Liberty Access Technologies Beats Out National Competitors
A small but scrappy Santa Barbara tech company recently beat out a field of Goliath-sized competitors on a pilot project to charge electric school buses. PG&E awarded Liberty Access Technologies a contract to install its firmware in eight new bus chargers in Contra Costa County as part of the utility’s FleetReady program, which funds renewable energy infrastructure for customers with heavy-duty vehicles.
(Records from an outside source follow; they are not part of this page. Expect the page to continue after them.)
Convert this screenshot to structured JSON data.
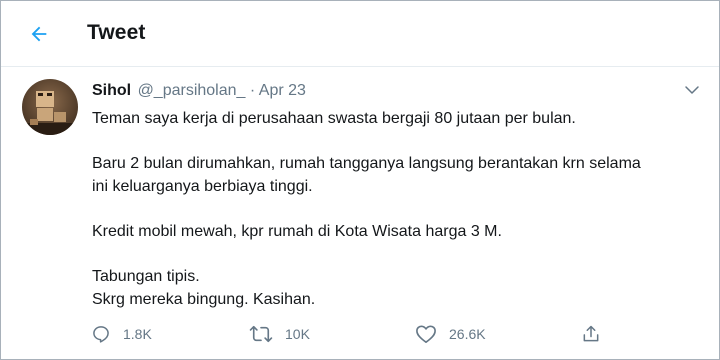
{
  "header": {
    "title": "Tweet",
    "back_icon": "arrow-left-icon",
    "accent": "#1da1f2"
  },
  "tweet": {
    "author_name": "Sihol",
    "handle": "@_parsiholan_",
    "separator": "·",
    "date": "Apr 23",
    "paragraphs": [
      [
        "Teman saya kerja di perusahaan swasta bergaji 80 jutaan per bulan."
      ],
      [
        "Baru 2 bulan dirumahkan, rumah tangganya langsung berantakan krn selama",
        "ini keluarganya berbiaya tinggi."
      ],
      [
        "Kredit mobil mewah, kpr rumah di Kota Wisata harga 3 M."
      ],
      [
        "Tabungan tipis.",
        "Skrg mereka bingung. Kasihan."
      ]
    ]
  },
  "actions": {
    "reply_count": "1.8K",
    "retweet_count": "10K",
    "like_count": "26.6K"
  },
  "colors": {
    "text": "#14171a",
    "secondary": "#657786",
    "divider": "#e6ecf0"
  }
}
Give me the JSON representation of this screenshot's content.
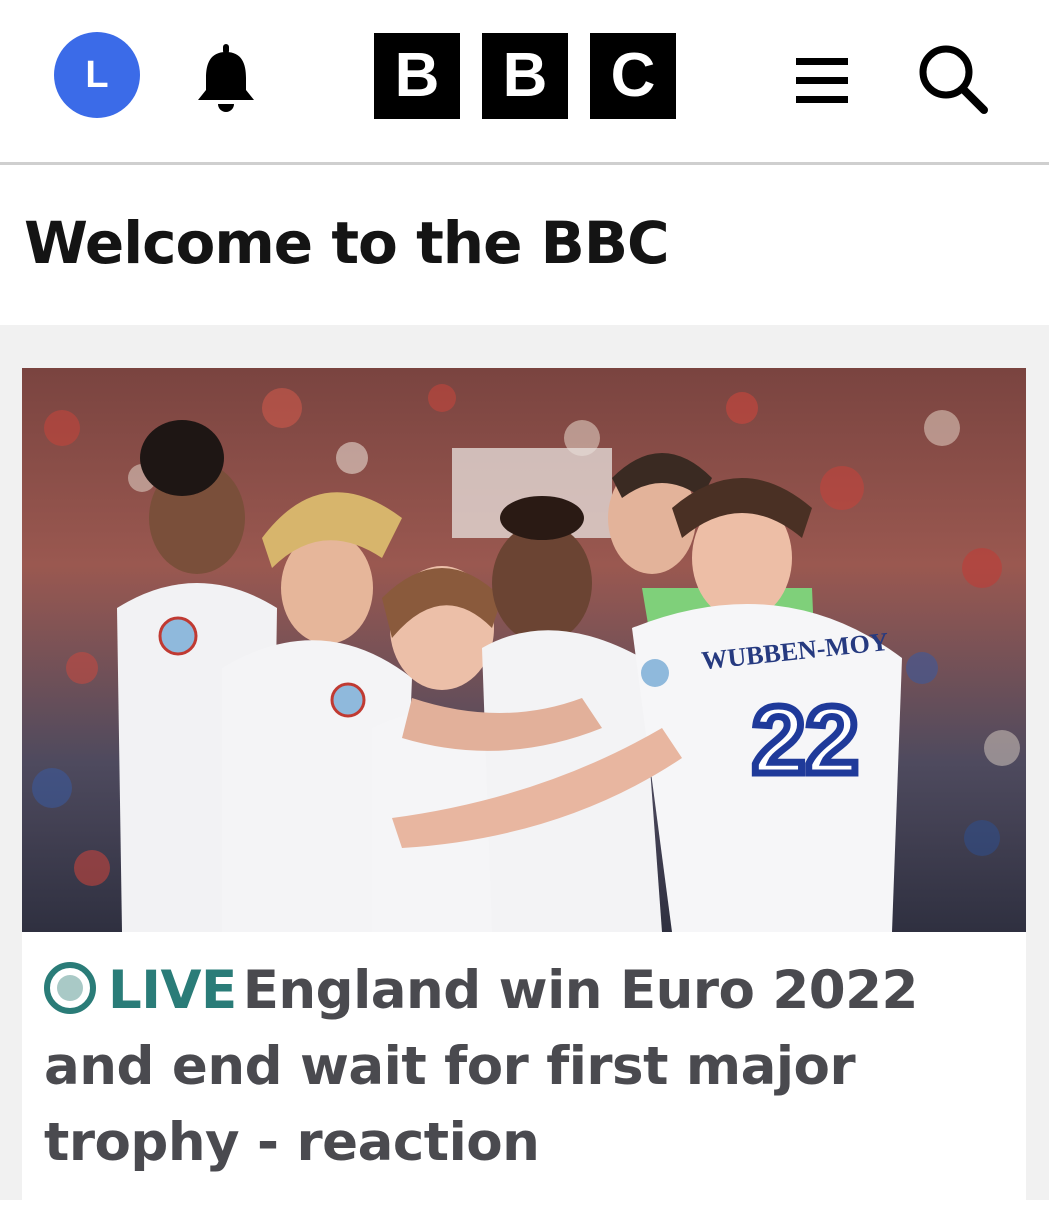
{
  "header": {
    "avatar_initial": "L",
    "bell_icon": "notification-bell-icon",
    "logo_letters": [
      "B",
      "B",
      "C"
    ],
    "menu_icon": "hamburger-menu-icon",
    "search_icon": "search-icon",
    "avatar_color": "#3b6be8"
  },
  "welcome": {
    "title": "Welcome to the BBC"
  },
  "story": {
    "image_alt": "England players celebrating",
    "jersey_name": "WUBBEN-MOY",
    "jersey_number": "22",
    "live_label": "LIVE",
    "headline": "England win Euro 2022 and end wait for first major trophy - reaction",
    "live_color": "#2a7c78",
    "headline_color": "#4a4a4f"
  }
}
Founded in 2009, Liberty Access Technologies is headed by serial entrepreneur Chris Outwater. Originally a 3-D imaging engineer for Disney, Outwater created DNA security and imagery treasury companies before deciding to jump into the green tech industry. He recognized the need for a system to control grid management, billing, and all the other practical aspects of electric vehicle charging, and, alongside CTO Michael Keane and head engineer Ethan Zakai (both also Santa Barbara residents), developed an AC fast-charging product perfect for buses and trucks that plug in overnight.
Liberty’s internet-based system ― called HYDRA ― puts less strain on the grid and is less expensive than a typical DC system. It can be accessed from any computer or smartphone and can figure out the best time of day or night to start charging, even pushing electricity back into the grid during peak use periods or during power outages. That latter feature is especially attractive to energy providers who like to avoid having to fire up their gas-powered peaker plants when the grid gets strained.
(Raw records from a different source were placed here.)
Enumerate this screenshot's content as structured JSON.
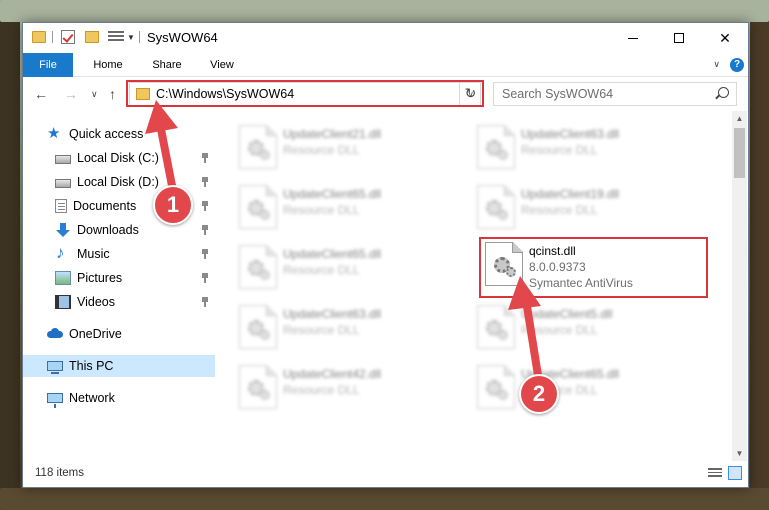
{
  "window": {
    "title": "SysWOW64"
  },
  "ribbon": {
    "tabs": [
      "File",
      "Home",
      "Share",
      "View"
    ]
  },
  "nav": {
    "address": "C:\\Windows\\SysWOW64",
    "search_placeholder": "Search SysWOW64"
  },
  "sidebar": {
    "items": [
      {
        "label": "Quick access",
        "icon": "star-icon",
        "pinned": false
      },
      {
        "label": "Local Disk (C:)",
        "icon": "drive-icon",
        "pinned": true
      },
      {
        "label": "Local Disk (D:)",
        "icon": "drive-icon",
        "pinned": true
      },
      {
        "label": "Documents",
        "icon": "documents-icon",
        "pinned": true
      },
      {
        "label": "Downloads",
        "icon": "download-icon",
        "pinned": true
      },
      {
        "label": "Music",
        "icon": "music-icon",
        "pinned": true
      },
      {
        "label": "Pictures",
        "icon": "pictures-icon",
        "pinned": true
      },
      {
        "label": "Videos",
        "icon": "videos-icon",
        "pinned": true
      },
      {
        "label": "OneDrive",
        "icon": "onedrive-icon",
        "pinned": false
      },
      {
        "label": "This PC",
        "icon": "pc-icon",
        "selected": true
      },
      {
        "label": "Network",
        "icon": "network-icon",
        "pinned": false
      }
    ]
  },
  "files": [
    {
      "name": "UpdateClient21.dll",
      "type": "Resource DLL",
      "blurred": true
    },
    {
      "name": "UpdateClient63.dll",
      "type": "Resource DLL",
      "blurred": true
    },
    {
      "name": "UpdateClient65.dll",
      "type": "Resource DLL",
      "blurred": true
    },
    {
      "name": "UpdateClient19.dll",
      "type": "Resource DLL",
      "blurred": true
    },
    {
      "name": "UpdateClient65.dll",
      "type": "Resource DLL",
      "blurred": true
    },
    {
      "name": "qcinst.dll",
      "version": "8.0.0.9373",
      "company": "Symantec AntiVirus",
      "blurred": false,
      "highlighted": true
    },
    {
      "name": "UpdateClient63.dll",
      "type": "Resource DLL",
      "blurred": true
    },
    {
      "name": "UpdateClient5.dll",
      "type": "Resource DLL",
      "blurred": true
    },
    {
      "name": "UpdateClient42.dll",
      "type": "Resource DLL",
      "blurred": true
    },
    {
      "name": "UpdateClient65.dll",
      "type": "Resource DLL",
      "blurred": true
    }
  ],
  "status": {
    "item_count": "118 items"
  },
  "annotations": {
    "step1": "1",
    "step2": "2",
    "color": "#e2474c"
  }
}
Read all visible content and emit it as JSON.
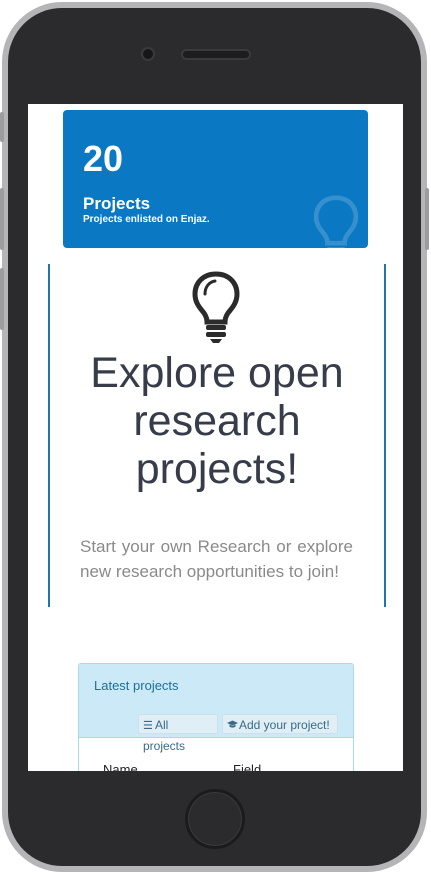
{
  "stats": {
    "count": "20",
    "label": "Projects",
    "description": "Projects enlisted on Enjaz."
  },
  "hero": {
    "title": "Explore open research projects!",
    "text": "Start your own Research or explore new research opportunities to join!"
  },
  "latest": {
    "title": "Latest projects",
    "all_projects": "All projects",
    "add_project": "Add your project!",
    "columns": [
      "Name",
      "Field"
    ]
  },
  "colors": {
    "accent": "#0a78c2",
    "panel_bg": "#cbe9f6",
    "hero_border": "#1f77a4"
  }
}
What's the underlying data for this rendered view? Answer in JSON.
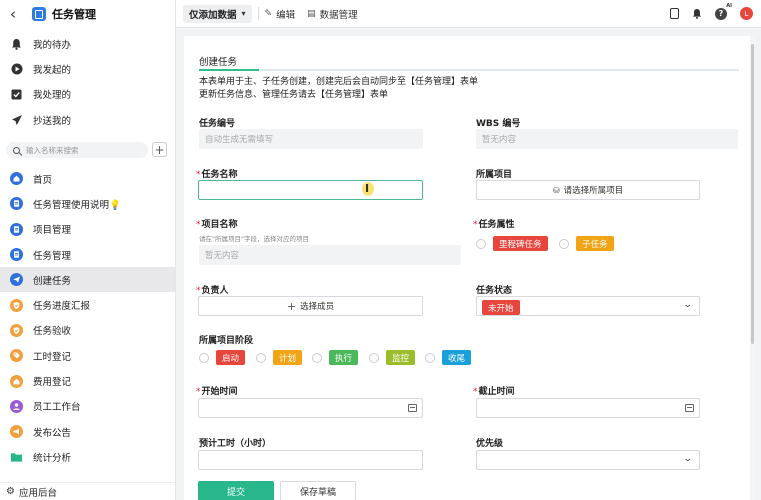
{
  "sidebar": {
    "back_icon": "chevron-left-icon",
    "title": "任务管理",
    "top_items": [
      {
        "label": "我的待办",
        "icon": "bell-icon"
      },
      {
        "label": "我发起的",
        "icon": "send-circle-icon"
      },
      {
        "label": "我处理的",
        "icon": "check-box-icon"
      },
      {
        "label": "抄送我的",
        "icon": "paper-plane-icon"
      }
    ],
    "search": {
      "placeholder": "输入名称来搜索"
    },
    "menu": [
      {
        "label": "首页",
        "icon": "home-icon",
        "color": "#2f6fde"
      },
      {
        "label": "任务管理使用说明💡",
        "icon": "document-icon",
        "color": "#2f6fde"
      },
      {
        "label": "项目管理",
        "icon": "document-icon",
        "color": "#2f6fde"
      },
      {
        "label": "任务管理",
        "icon": "document-icon",
        "color": "#2f6fde"
      },
      {
        "label": "创建任务",
        "icon": "send-icon",
        "color": "#2f6fde"
      },
      {
        "label": "任务进度汇报",
        "icon": "shield-check-icon",
        "color": "#f2a03d"
      },
      {
        "label": "任务验收",
        "icon": "shield-check-icon",
        "color": "#f2a03d"
      },
      {
        "label": "工时登记",
        "icon": "tag-icon",
        "color": "#f2a03d"
      },
      {
        "label": "费用登记",
        "icon": "home-icon",
        "color": "#f2a03d"
      },
      {
        "label": "员工工作台",
        "icon": "user-icon",
        "color": "#9b59d6"
      },
      {
        "label": "发布公告",
        "icon": "megaphone-icon",
        "color": "#f2a03d"
      },
      {
        "label": "统计分析",
        "icon": "folder-icon",
        "color": "#27b78b"
      }
    ],
    "active_index": 4,
    "footer": {
      "label": "应用后台",
      "icon": "gear-icon"
    }
  },
  "toolbar": {
    "view_label": "仅添加数据",
    "edit_label": "编辑",
    "data_manage_label": "数据管理",
    "help_badge": "AI",
    "avatar_letter": "L"
  },
  "form": {
    "tab_label": "创建任务",
    "description_lines": [
      "本表单用于主、子任务创建，创建完后会自动同步至【任务管理】表单",
      "更新任务信息、管理任务请去【任务管理】表单"
    ],
    "fields": {
      "task_no": {
        "label": "任务编号",
        "placeholder": "自动生成无需填写"
      },
      "wbs_no": {
        "label": "WBS 编号",
        "placeholder": "暂无内容"
      },
      "task_name": {
        "label": "任务名称",
        "required": true,
        "value": ""
      },
      "project": {
        "label": "所属项目",
        "button": "请选择所属项目"
      },
      "project_name": {
        "label": "项目名称",
        "required": true,
        "hint": "请在\"所属项目\"字段，选择对应的项目",
        "placeholder": "暂无内容"
      },
      "task_attr": {
        "label": "任务属性",
        "required": true,
        "options": [
          {
            "label": "里程碑任务",
            "color": "#e8453c"
          },
          {
            "label": "子任务",
            "color": "#f2a417"
          }
        ]
      },
      "owner": {
        "label": "负责人",
        "required": true,
        "button": "选择成员"
      },
      "status": {
        "label": "任务状态",
        "value": "未开始",
        "color": "#e8453c"
      },
      "stage": {
        "label": "所属项目阶段",
        "options": [
          {
            "label": "启动",
            "color": "#e8453c"
          },
          {
            "label": "计划",
            "color": "#f2a417"
          },
          {
            "label": "执行",
            "color": "#4cb85c"
          },
          {
            "label": "监控",
            "color": "#9bbd2b"
          },
          {
            "label": "收尾",
            "color": "#1aa0d8"
          }
        ]
      },
      "start_time": {
        "label": "开始时间",
        "required": true
      },
      "end_time": {
        "label": "截止时间",
        "required": true
      },
      "est_hours": {
        "label": "预计工时（小时）"
      },
      "priority": {
        "label": "优先级"
      }
    },
    "submit_label": "提交",
    "draft_label": "保存草稿"
  }
}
Liberty’s firmware is also a major piece of the puzzle to reduce greenhouse emissions from big vehicles. “We need to get these diesel buses off the road as soon as we can,” said Outwater, “and we need to get kids away from the diesel particles they’re breathing in.” Replacing all of America’s gas buses with electric buses could reduce emissions by as much as 5.3 million tons a year, according to the US Public Interest Research Group. Each electric bus could also save districts nearly $2,000 a year in fuel and $4,400 a year in reduced maintenance costs.
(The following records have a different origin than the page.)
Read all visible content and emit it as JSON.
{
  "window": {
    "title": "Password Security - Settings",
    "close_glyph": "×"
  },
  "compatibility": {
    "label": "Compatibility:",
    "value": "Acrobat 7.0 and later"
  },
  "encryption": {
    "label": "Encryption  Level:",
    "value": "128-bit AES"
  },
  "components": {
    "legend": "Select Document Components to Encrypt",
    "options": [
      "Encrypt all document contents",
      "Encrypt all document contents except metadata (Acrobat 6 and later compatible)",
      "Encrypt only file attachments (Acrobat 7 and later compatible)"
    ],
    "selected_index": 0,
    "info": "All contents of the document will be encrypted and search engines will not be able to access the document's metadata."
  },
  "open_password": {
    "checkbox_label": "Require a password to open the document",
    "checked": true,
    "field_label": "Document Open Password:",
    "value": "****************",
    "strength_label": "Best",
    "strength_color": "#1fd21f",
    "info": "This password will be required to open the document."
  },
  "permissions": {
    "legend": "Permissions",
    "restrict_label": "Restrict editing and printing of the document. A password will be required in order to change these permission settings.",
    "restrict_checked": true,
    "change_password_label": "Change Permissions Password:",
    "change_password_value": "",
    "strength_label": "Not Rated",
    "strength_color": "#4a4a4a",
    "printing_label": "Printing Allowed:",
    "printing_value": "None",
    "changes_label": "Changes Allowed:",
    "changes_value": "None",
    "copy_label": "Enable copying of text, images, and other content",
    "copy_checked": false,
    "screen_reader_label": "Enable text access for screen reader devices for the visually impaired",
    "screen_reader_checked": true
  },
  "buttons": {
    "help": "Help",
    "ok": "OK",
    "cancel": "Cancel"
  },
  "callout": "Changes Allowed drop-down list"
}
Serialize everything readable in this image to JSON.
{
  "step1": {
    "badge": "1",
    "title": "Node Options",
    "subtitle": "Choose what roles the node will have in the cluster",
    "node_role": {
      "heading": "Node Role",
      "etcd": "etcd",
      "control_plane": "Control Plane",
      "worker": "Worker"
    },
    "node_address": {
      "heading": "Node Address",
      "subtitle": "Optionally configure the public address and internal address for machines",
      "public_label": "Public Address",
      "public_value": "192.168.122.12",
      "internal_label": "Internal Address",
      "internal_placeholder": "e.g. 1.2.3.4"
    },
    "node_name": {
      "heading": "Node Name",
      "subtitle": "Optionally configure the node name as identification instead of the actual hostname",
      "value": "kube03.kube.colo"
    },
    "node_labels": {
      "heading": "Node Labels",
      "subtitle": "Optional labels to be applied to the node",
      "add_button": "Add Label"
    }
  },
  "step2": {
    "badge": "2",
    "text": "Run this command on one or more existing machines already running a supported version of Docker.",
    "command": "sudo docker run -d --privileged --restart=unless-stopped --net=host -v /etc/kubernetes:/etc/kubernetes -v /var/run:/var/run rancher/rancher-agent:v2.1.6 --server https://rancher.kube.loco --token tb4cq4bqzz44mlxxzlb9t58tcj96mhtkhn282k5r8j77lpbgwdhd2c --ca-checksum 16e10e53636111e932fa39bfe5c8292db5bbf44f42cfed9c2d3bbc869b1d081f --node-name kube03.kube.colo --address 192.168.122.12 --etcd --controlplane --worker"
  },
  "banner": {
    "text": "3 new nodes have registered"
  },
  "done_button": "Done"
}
Original Source: https://www.independent.com/ by Tyler Hayden